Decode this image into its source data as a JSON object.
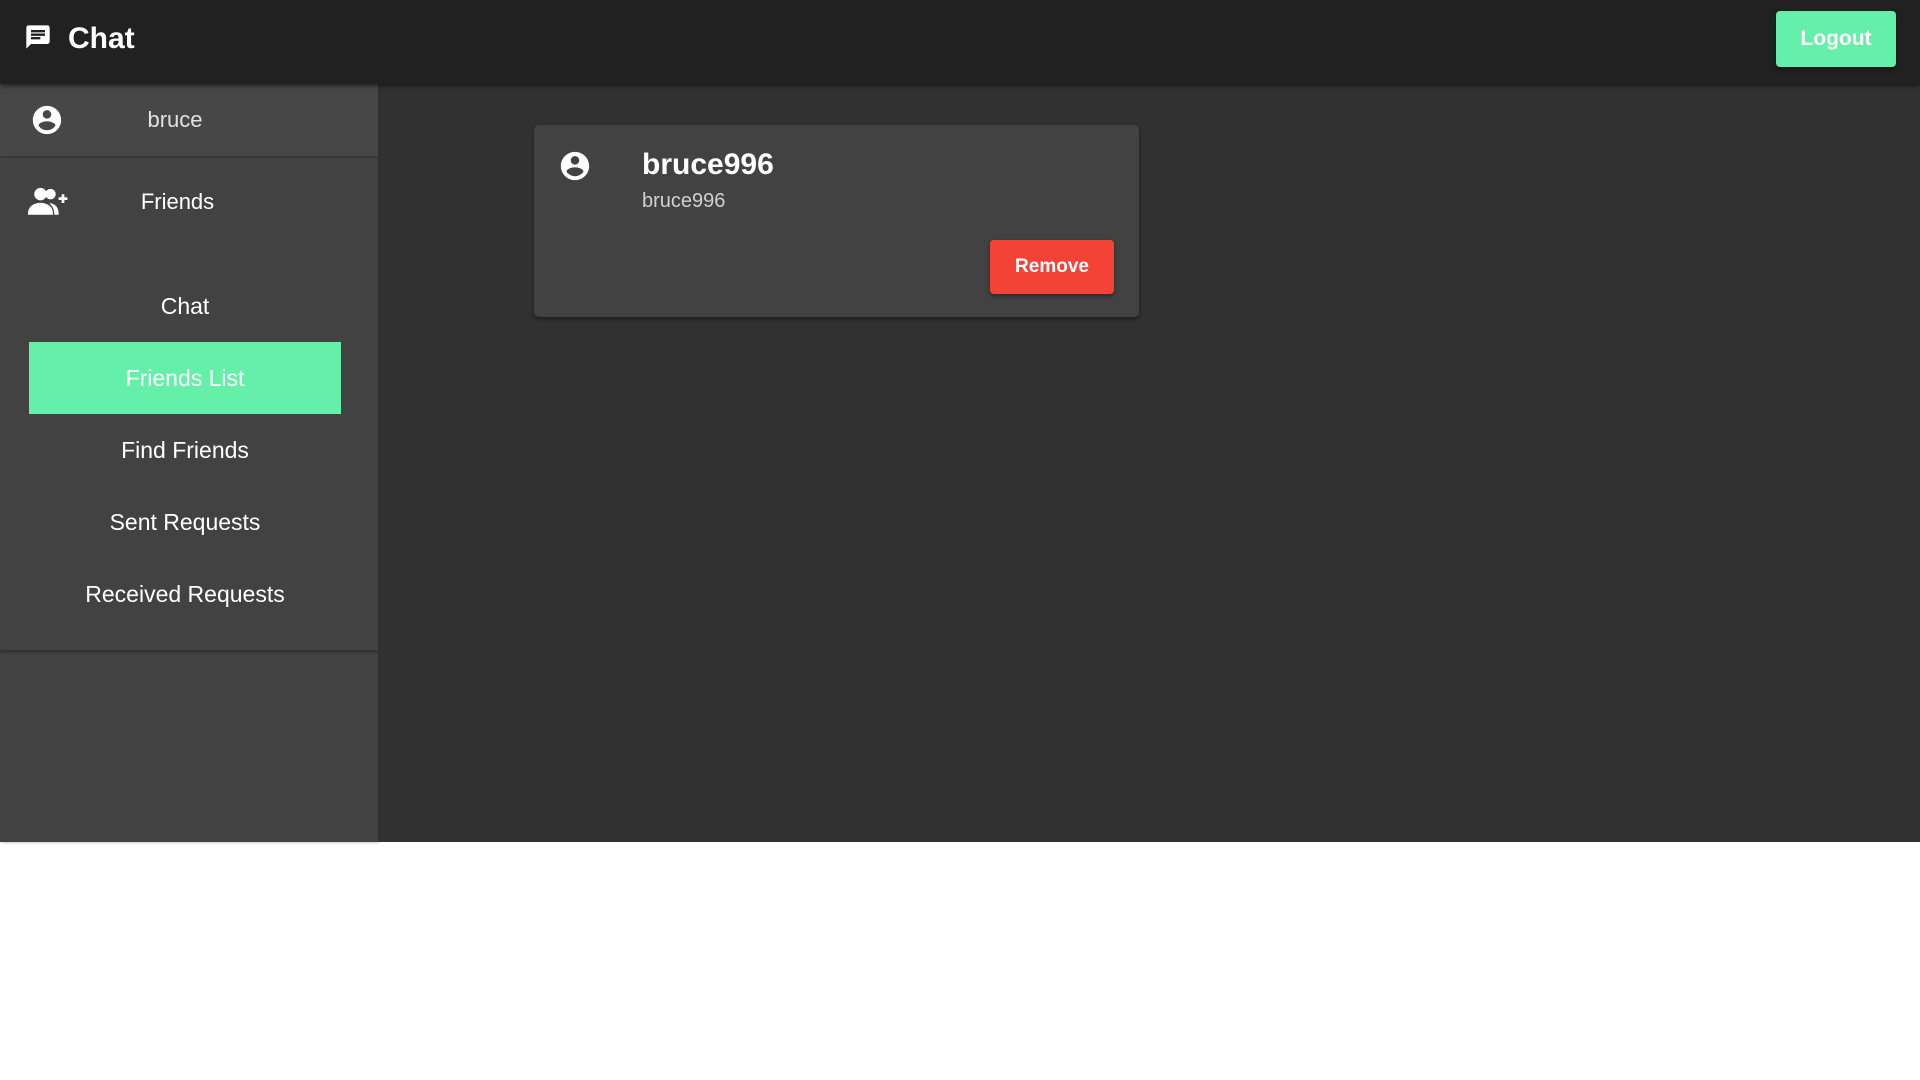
{
  "appbar": {
    "title": "Chat",
    "icon": "message-icon",
    "logout_label": "Logout"
  },
  "sidebar": {
    "user": {
      "name": "bruce",
      "icon": "account-circle-icon"
    },
    "section": {
      "label": "Friends",
      "icon": "person-add-icon"
    },
    "items": [
      {
        "label": "Chat",
        "active": false
      },
      {
        "label": "Friends List",
        "active": true
      },
      {
        "label": "Find Friends",
        "active": false
      },
      {
        "label": "Sent Requests",
        "active": false
      },
      {
        "label": "Received Requests",
        "active": false
      }
    ]
  },
  "friends": [
    {
      "title": "bruce996",
      "subtitle": "bruce996",
      "icon": "account-circle-icon",
      "remove_label": "Remove"
    }
  ],
  "colors": {
    "accent": "#64f0a9",
    "danger": "#f44336",
    "appbar": "#212121",
    "sidebar": "#424242",
    "background": "#313131",
    "card": "#424242"
  }
}
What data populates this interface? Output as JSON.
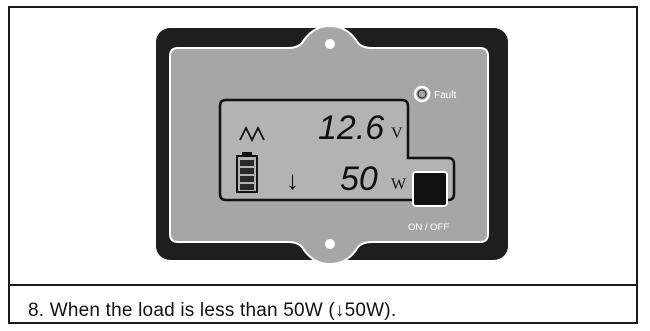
{
  "device": {
    "fault_label": "Fault",
    "power_button_label": "ON / OFF",
    "display": {
      "voltage_value": "12.6",
      "voltage_unit": "V",
      "power_prefix": "↓",
      "power_value": "50",
      "power_unit": "W",
      "wave_icon": "ac-wave-icon",
      "battery_icon": "battery-icon"
    }
  },
  "caption": "8. When the load is less than 50W (↓50W).",
  "colors": {
    "bezel": "#1e1e1e",
    "faceplate": "#a6a6a6",
    "lcd_background": "#b3b3b3",
    "outline": "#ffffff"
  }
}
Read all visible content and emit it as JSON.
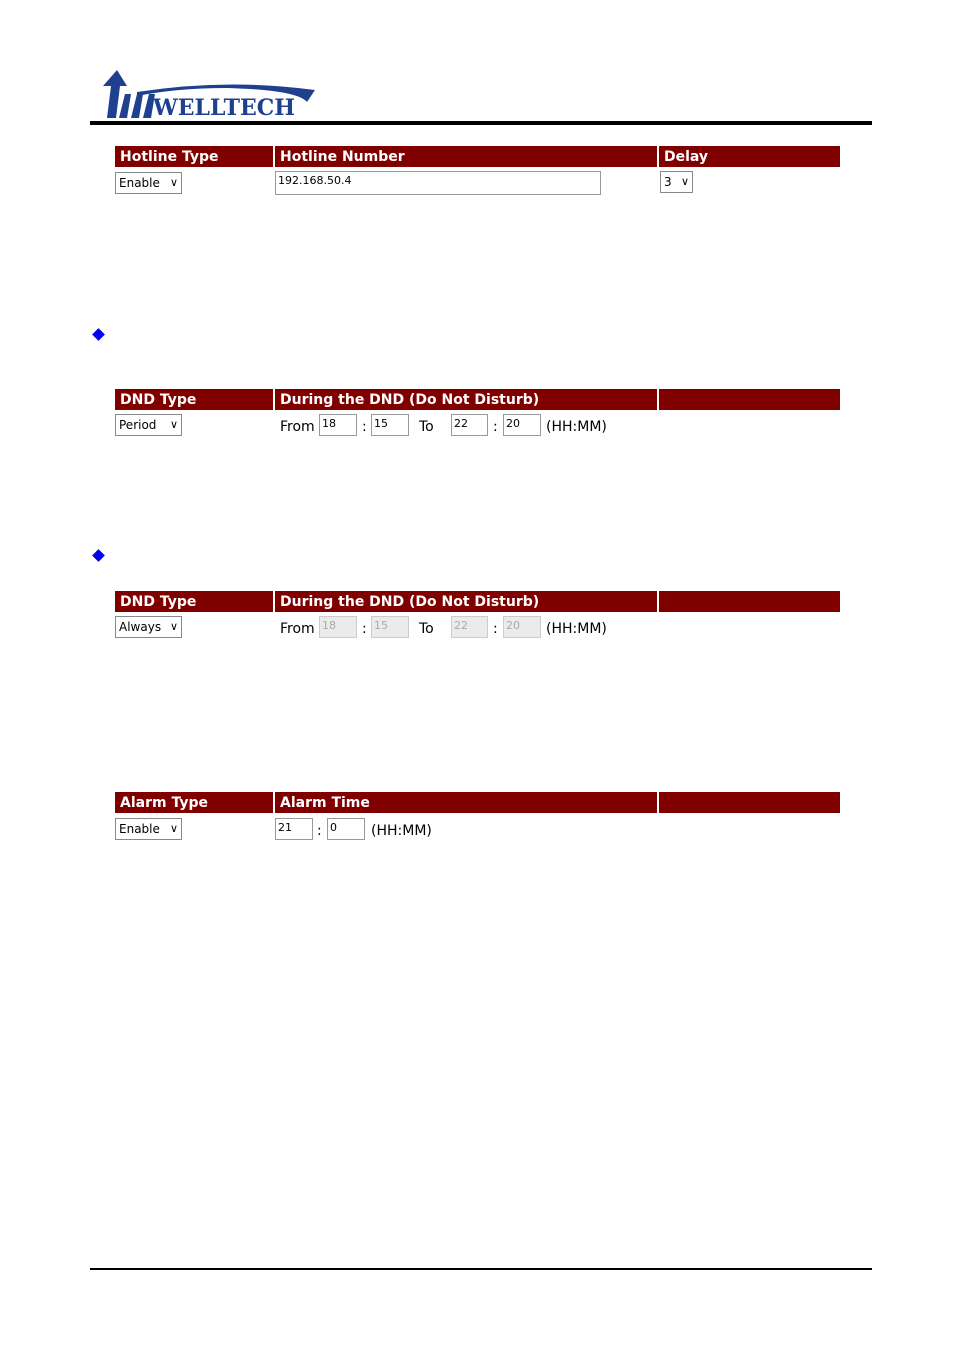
{
  "logo": {
    "text": "WELLTECH",
    "color": "#1f3f8f"
  },
  "colors": {
    "header_bg": "#800000",
    "bullet": "#0000ee"
  },
  "hotline": {
    "headers": [
      "Hotline Type",
      "Hotline Number",
      "Delay"
    ],
    "type": "Enable",
    "number": "192.168.50.4",
    "delay": "3"
  },
  "dnd_period": {
    "headers": [
      "DND Type",
      "During the DND (Do Not Disturb)",
      ""
    ],
    "type": "Period",
    "from_label": "From",
    "to_label": "To",
    "sep": ":",
    "from_h": "18",
    "from_m": "15",
    "to_h": "22",
    "to_m": "20",
    "format": "(HH:MM)"
  },
  "dnd_always": {
    "headers": [
      "DND Type",
      "During the DND (Do Not Disturb)",
      ""
    ],
    "type": "Always",
    "from_label": "From",
    "to_label": "To",
    "sep": ":",
    "from_h": "18",
    "from_m": "15",
    "to_h": "22",
    "to_m": "20",
    "format": "(HH:MM)"
  },
  "alarm": {
    "headers": [
      "Alarm Type",
      "Alarm Time",
      ""
    ],
    "type": "Enable",
    "hour": "21",
    "minute": "0",
    "sep": ":",
    "format": "(HH:MM)"
  }
}
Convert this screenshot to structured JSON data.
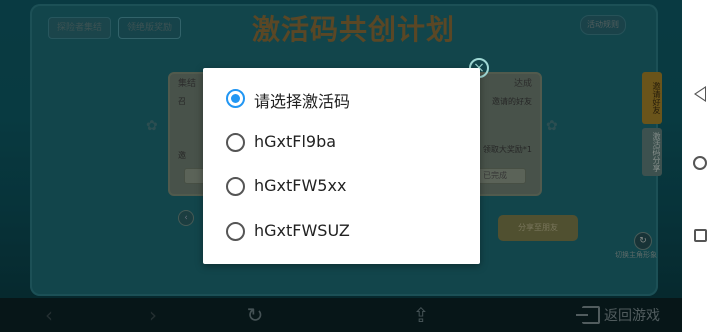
{
  "game": {
    "tabs": [
      "探险者集结",
      "领绝版奖励"
    ],
    "title": "激活码共创计划",
    "corner_button": "活动规则",
    "left_panel": {
      "title": "集结",
      "line1": "召",
      "line2": "邀",
      "button": ""
    },
    "right_panel": {
      "title": "达成",
      "line1": "邀请的好友",
      "line2": "领取大奖励*1",
      "button": "已完成"
    },
    "side_tabs": [
      "邀请好友",
      "激活码分享"
    ],
    "foot_button": "分享至朋友",
    "hero_note": "切换主角形象"
  },
  "toolbar": {
    "back_icon": "‹",
    "forward_icon": "›",
    "reload_icon": "↻",
    "share_icon": "⇪",
    "exit_label": "返回游戏"
  },
  "dialog": {
    "options": [
      {
        "label": "请选择激活码",
        "selected": true
      },
      {
        "label": "hGxtFl9ba",
        "selected": false
      },
      {
        "label": "hGxtFW5xx",
        "selected": false
      },
      {
        "label": "hGxtFWSUZ",
        "selected": false
      }
    ],
    "close_glyph": "×"
  },
  "colors": {
    "accent": "#2196f3",
    "dialog_bg": "#ffffff",
    "backdrop": "#0f5a66"
  }
}
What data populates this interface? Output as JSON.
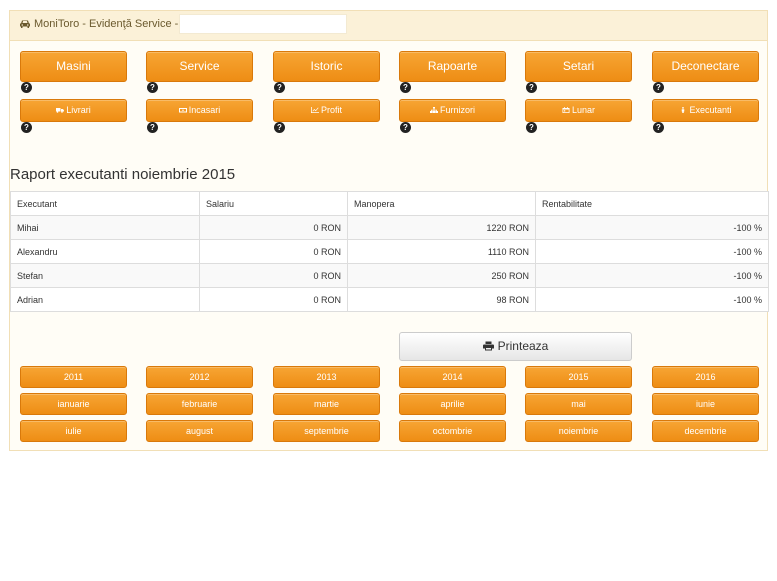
{
  "header": {
    "app_title": "MoniToro - Evidenţă Service -",
    "title_field_value": ""
  },
  "main_nav": [
    {
      "label": "Masini",
      "icon": ""
    },
    {
      "label": "Service",
      "icon": ""
    },
    {
      "label": "Istoric",
      "icon": ""
    },
    {
      "label": "Rapoarte",
      "icon": ""
    },
    {
      "label": "Setari",
      "icon": ""
    },
    {
      "label": "Deconectare",
      "icon": ""
    }
  ],
  "report_nav": [
    {
      "label": "Livrari",
      "icon": "truck-icon"
    },
    {
      "label": "Incasari",
      "icon": "money-icon"
    },
    {
      "label": "Profit",
      "icon": "chart-line-icon"
    },
    {
      "label": "Furnizori",
      "icon": "sitemap-icon"
    },
    {
      "label": "Lunar",
      "icon": "calendar-icon"
    },
    {
      "label": "Executanti",
      "icon": "person-icon"
    }
  ],
  "help_glyph": "?",
  "report": {
    "title": "Raport executanti noiembrie 2015",
    "columns": [
      "Executant",
      "Salariu",
      "Manopera",
      "Rentabilitate"
    ],
    "rows": [
      {
        "executant": "Mihai",
        "salariu": "0 RON",
        "manopera": "1220 RON",
        "rentabilitate": "-100  %"
      },
      {
        "executant": "Alexandru",
        "salariu": "0 RON",
        "manopera": "1110 RON",
        "rentabilitate": "-100  %"
      },
      {
        "executant": "Stefan",
        "salariu": "0 RON",
        "manopera": "250 RON",
        "rentabilitate": "-100  %"
      },
      {
        "executant": "Adrian",
        "salariu": "0 RON",
        "manopera": "98 RON",
        "rentabilitate": "-100  %"
      }
    ]
  },
  "print_button": {
    "label": "Printeaza",
    "icon": "print-icon"
  },
  "years": [
    "2011",
    "2012",
    "2013",
    "2014",
    "2015",
    "2016"
  ],
  "months_row1": [
    "ianuarie",
    "februarie",
    "martie",
    "aprilie",
    "mai",
    "iunie"
  ],
  "months_row2": [
    "iulie",
    "august",
    "septembrie",
    "octombrie",
    "noiembrie",
    "decembrie"
  ],
  "colors": {
    "accent": "#f39a22",
    "panel_bg": "#fffdf6",
    "heading_bg": "#fbf1d8"
  }
}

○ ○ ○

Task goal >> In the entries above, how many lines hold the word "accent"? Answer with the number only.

Answer section >> 3